Provided material:
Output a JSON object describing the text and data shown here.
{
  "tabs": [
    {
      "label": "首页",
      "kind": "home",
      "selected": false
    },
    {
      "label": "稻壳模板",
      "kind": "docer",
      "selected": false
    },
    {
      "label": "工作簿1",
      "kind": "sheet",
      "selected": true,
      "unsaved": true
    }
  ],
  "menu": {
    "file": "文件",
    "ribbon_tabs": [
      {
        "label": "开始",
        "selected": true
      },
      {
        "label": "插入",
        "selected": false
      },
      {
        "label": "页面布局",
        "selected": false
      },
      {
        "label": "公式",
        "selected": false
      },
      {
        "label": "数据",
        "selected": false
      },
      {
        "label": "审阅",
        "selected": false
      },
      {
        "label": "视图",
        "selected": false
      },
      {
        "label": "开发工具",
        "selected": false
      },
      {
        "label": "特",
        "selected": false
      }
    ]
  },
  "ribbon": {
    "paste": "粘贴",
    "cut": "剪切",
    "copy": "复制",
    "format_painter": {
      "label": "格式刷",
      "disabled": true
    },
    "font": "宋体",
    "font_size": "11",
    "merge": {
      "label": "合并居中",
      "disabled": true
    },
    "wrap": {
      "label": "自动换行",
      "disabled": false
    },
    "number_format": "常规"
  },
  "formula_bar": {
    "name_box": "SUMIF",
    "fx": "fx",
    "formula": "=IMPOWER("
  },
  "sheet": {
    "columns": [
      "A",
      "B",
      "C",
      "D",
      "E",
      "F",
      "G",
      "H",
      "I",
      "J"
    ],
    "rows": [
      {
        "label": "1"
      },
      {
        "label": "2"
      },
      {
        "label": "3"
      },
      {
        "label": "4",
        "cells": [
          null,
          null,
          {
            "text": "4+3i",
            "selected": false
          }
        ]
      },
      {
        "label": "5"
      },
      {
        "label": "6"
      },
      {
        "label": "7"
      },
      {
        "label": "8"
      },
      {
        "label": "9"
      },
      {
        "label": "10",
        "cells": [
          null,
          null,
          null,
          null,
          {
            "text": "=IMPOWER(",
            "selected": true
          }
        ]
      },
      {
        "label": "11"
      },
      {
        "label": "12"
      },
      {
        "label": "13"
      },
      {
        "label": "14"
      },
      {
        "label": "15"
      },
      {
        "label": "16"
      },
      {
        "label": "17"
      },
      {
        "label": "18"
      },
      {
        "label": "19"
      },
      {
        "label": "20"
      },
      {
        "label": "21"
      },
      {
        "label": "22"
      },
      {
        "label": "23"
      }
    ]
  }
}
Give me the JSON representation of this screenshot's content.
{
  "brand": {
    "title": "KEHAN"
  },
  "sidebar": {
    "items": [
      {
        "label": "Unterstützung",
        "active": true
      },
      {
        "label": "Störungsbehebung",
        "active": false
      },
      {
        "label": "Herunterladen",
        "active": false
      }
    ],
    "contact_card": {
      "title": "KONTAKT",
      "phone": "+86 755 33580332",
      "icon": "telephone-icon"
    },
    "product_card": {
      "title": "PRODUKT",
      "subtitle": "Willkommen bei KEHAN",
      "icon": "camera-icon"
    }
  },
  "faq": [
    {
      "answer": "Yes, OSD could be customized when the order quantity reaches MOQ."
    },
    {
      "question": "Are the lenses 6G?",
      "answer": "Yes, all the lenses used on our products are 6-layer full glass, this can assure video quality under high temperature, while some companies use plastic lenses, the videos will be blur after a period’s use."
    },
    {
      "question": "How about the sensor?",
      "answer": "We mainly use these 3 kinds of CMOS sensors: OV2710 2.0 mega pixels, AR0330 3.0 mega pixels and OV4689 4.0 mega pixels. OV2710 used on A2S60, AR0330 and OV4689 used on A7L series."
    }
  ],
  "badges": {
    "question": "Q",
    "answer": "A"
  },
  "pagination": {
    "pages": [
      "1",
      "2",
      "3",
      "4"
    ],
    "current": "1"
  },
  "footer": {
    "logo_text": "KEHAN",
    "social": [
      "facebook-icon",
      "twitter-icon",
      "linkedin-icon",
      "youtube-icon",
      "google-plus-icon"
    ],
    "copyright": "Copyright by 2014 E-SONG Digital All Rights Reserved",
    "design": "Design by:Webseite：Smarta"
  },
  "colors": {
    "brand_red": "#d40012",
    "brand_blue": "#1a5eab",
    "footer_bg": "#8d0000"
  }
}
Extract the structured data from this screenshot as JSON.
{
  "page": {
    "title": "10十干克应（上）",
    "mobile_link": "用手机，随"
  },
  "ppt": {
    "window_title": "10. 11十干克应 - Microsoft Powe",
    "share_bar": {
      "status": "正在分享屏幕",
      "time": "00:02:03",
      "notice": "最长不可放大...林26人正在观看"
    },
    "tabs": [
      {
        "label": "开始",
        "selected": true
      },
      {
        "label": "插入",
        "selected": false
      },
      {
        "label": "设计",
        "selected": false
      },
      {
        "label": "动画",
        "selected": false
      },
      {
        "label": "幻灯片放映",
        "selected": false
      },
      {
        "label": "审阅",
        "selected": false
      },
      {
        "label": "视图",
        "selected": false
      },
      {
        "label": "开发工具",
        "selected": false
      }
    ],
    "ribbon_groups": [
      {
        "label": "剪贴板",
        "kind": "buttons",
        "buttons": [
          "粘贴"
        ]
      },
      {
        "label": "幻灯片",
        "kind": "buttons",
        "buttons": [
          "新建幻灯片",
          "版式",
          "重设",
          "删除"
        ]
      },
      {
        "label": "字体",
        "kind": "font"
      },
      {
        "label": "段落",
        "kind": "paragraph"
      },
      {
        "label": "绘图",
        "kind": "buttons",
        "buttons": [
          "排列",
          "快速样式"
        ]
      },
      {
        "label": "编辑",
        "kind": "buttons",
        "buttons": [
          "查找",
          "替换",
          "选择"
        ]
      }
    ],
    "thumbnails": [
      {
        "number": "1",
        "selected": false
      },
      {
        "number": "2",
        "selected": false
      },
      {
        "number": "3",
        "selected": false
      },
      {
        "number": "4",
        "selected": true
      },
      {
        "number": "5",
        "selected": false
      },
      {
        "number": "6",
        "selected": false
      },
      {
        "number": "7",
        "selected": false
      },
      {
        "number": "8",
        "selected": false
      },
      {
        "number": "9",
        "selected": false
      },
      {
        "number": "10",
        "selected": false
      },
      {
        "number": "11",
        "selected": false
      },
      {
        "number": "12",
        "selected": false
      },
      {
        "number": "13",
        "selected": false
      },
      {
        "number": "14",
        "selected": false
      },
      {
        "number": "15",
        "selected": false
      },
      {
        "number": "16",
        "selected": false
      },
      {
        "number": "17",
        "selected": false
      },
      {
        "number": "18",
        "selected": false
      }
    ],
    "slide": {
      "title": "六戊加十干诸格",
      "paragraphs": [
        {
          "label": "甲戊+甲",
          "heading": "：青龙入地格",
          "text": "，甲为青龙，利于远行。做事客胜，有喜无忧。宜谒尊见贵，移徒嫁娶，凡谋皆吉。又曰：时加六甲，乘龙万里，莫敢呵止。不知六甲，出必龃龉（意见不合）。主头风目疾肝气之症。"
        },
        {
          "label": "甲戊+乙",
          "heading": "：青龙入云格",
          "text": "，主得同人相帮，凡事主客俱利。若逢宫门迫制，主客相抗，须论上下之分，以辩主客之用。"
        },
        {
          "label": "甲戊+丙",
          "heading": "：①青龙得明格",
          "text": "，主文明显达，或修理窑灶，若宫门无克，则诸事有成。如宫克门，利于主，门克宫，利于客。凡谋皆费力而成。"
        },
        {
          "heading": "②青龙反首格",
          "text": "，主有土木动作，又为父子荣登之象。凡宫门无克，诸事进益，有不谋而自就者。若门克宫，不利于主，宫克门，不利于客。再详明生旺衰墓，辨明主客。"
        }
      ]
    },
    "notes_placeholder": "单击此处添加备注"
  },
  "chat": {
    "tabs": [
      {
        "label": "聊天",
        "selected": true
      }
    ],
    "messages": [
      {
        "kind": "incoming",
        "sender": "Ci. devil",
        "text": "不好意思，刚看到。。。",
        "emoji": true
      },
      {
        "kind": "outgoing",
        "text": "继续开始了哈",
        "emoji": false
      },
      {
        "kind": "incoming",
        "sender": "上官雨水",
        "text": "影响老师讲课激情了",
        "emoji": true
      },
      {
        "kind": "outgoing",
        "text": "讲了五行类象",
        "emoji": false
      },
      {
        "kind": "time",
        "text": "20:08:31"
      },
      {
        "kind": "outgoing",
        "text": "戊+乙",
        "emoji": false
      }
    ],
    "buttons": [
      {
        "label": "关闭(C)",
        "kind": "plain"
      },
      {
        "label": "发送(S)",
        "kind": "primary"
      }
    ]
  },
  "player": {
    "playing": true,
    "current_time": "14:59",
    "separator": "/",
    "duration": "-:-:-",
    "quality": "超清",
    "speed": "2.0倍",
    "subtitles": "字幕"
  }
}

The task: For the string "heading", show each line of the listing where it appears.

Task output:
          "heading": "：青龙入地格",
          "heading": "：青龙入云格",
          "heading": "：①青龙得明格",
          "heading": "②青龙反首格",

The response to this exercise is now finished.